Unlike the red carpet at the Oscars or other awards shows, the Met Gala red carpet is more about costume – as in theater costume – audacious, over-the-top. Last night’s gala specifically celebrated Chinese costume – or, more accurately, costumes inspired by fantasies of Oriental exoticism. China: Through the Looking Glass is the exhibition on display now, to which the Costume Institute and its glamorous guests paid tribute.
The Met Gala’s red carpet is one where pop divas can strut their stuff beside art and fashion world divas, and fashion itself can knock down conventional barriers for just one night. It’s tempting to say the crazier the better, until you see the results and realize it takes a certain finesse to pull off good fashion theater.
Many of the outrageous get-ups we saw splashed all over social media in the last 24 hours were tied directly to the theme of fashion designs inspired by China – or, in some cases, from China. Others seemed to be channeling diva fashion from the 1970s.
Here’s a taste of the Chinese glamor the exhibition celebrates, from Deco-era Hollywood when costume designers such as Travis Banton ruled the silver screen, to a 1997 gown John Galliano designed for Christian Dior. Banton took a Chinese fashion staple and gave it the Hollywood treatment. Galliano turned it into haute couture. Both raise the question many gala attendees faced this year: How do you accessorize a gown that has the jewelry built in?
Answer, in the case of Galliano: Take your cue from the gown – a bit of gold bead. At last night’s gala, Karolina Kurkova modernized that Chinese red with a short dress by Tommy Hilfiger paired with earrings by Fred Leighton made from antique Chinese mother-of-pearl gaming counters.
Chinese actress Fan Bingbing pulled her accent color from the gown itself, with fancy yellow diamond chandelier earrings from Chopard, just right with an embroidered cape and gown by Christopher Bu – very old Hollywood, China-doll glamorous.
Rihanna also opted for a Chinese designer this year. Guo Pei designed her headdress and imperial yellow fur-trimmed cape that covered a dozen red-carpeted steps and required an entire crew to chase after her, spreading it like men-in-waiting.

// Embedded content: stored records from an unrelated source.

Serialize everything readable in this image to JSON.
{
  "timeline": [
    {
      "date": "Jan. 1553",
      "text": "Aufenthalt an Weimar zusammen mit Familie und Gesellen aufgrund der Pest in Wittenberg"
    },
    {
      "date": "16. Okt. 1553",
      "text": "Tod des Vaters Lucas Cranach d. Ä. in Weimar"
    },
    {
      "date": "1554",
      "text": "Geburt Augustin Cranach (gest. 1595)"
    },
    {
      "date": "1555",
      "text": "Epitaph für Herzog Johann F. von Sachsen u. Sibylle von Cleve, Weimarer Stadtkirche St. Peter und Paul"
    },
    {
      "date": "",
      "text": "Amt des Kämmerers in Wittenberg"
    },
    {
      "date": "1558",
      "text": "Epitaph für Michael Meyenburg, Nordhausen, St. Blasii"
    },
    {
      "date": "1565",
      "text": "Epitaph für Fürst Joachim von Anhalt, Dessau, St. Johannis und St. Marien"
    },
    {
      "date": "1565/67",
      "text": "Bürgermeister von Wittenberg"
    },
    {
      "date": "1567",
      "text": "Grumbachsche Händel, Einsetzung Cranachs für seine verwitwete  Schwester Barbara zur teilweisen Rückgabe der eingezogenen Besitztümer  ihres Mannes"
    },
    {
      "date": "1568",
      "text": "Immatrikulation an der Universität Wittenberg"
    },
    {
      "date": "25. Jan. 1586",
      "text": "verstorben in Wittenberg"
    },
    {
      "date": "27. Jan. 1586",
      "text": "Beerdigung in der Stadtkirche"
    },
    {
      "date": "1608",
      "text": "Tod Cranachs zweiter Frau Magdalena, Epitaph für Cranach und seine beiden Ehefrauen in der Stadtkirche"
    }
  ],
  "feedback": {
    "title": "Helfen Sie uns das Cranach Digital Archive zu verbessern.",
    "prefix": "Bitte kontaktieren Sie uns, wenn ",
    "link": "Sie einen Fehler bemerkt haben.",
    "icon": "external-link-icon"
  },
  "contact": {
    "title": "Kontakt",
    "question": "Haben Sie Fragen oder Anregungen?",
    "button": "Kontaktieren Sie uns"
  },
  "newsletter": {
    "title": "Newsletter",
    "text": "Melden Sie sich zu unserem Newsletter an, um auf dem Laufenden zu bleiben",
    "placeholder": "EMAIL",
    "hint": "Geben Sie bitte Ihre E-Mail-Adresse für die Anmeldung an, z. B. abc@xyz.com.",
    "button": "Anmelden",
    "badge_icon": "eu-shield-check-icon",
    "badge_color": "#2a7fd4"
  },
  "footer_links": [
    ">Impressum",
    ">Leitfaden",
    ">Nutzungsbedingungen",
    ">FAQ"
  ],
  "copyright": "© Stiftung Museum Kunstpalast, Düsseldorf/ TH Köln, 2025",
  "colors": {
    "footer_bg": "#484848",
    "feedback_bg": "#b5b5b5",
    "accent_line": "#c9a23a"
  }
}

That’s Cartier at her throat.
Fellow divas Jennifer Lopez and Beyonce vied for attention this year with transparent beaded gowns that seemed to pick up on the “gowns with jewels built-in” theme of the exhibit, but theirs were less in the elegant 1930s style and more over-the-top stage glam. ( JLo’s ensemble pays tribute to the evening’s theme with the red dragon motif in her Atelier Versace gown and Sutra fan earrings.)
Both obviously have the body and chutzpah to wear dresses with just enough beading to keep them from getting arrested. Supermodel Naomi Campbell showed up in a more elegant version of this look – a sequined Burberry gown with plunging neckline and semi-sheer panels. Tame by comparison, yet oh so sexy.
Naomi accessorized that glittery green-gold jewel of a gown with glittery green-gold Verdura jewels – a Turban ring of green tourmaline, diamond, platinum, a peridot-and-diamond bracelet, and a vintage brooch of citrine, emerald and diamond worn as a charm on a rope link bracelet.
That parade of peekaboo divas made me a little nostalgic though. Where had I seen that look before? And then it hit me: Cher. Here she is, with Bob Mackie, designer of the dress she’s wearing…at the Met Gala in 1974.
Lots of media attention today about how China: Through the Looking Glass is all about “appropriation,” Western designers stealing their looks from – or is it paying tribute to? – China. It’s a long-standing tradition in the design and fashion world. Last night, even the divas were stealing their looks – from the divas who ruled the red carpet 40 years ago.
I’m not sure how much Chinese aesthetics will be impacting fashion this year, but I bet we’ll have many more moments of Cher nostalgia. Just as Madonna channeled Marilyn Monroe in the eighties and Marilyn Monroe, 30 years prior, channeled Jean Harlow and other blonde bombshells of the 1930s, I think we can expect plenty more tributes to 1970s-style glamor in fashion and jewelry.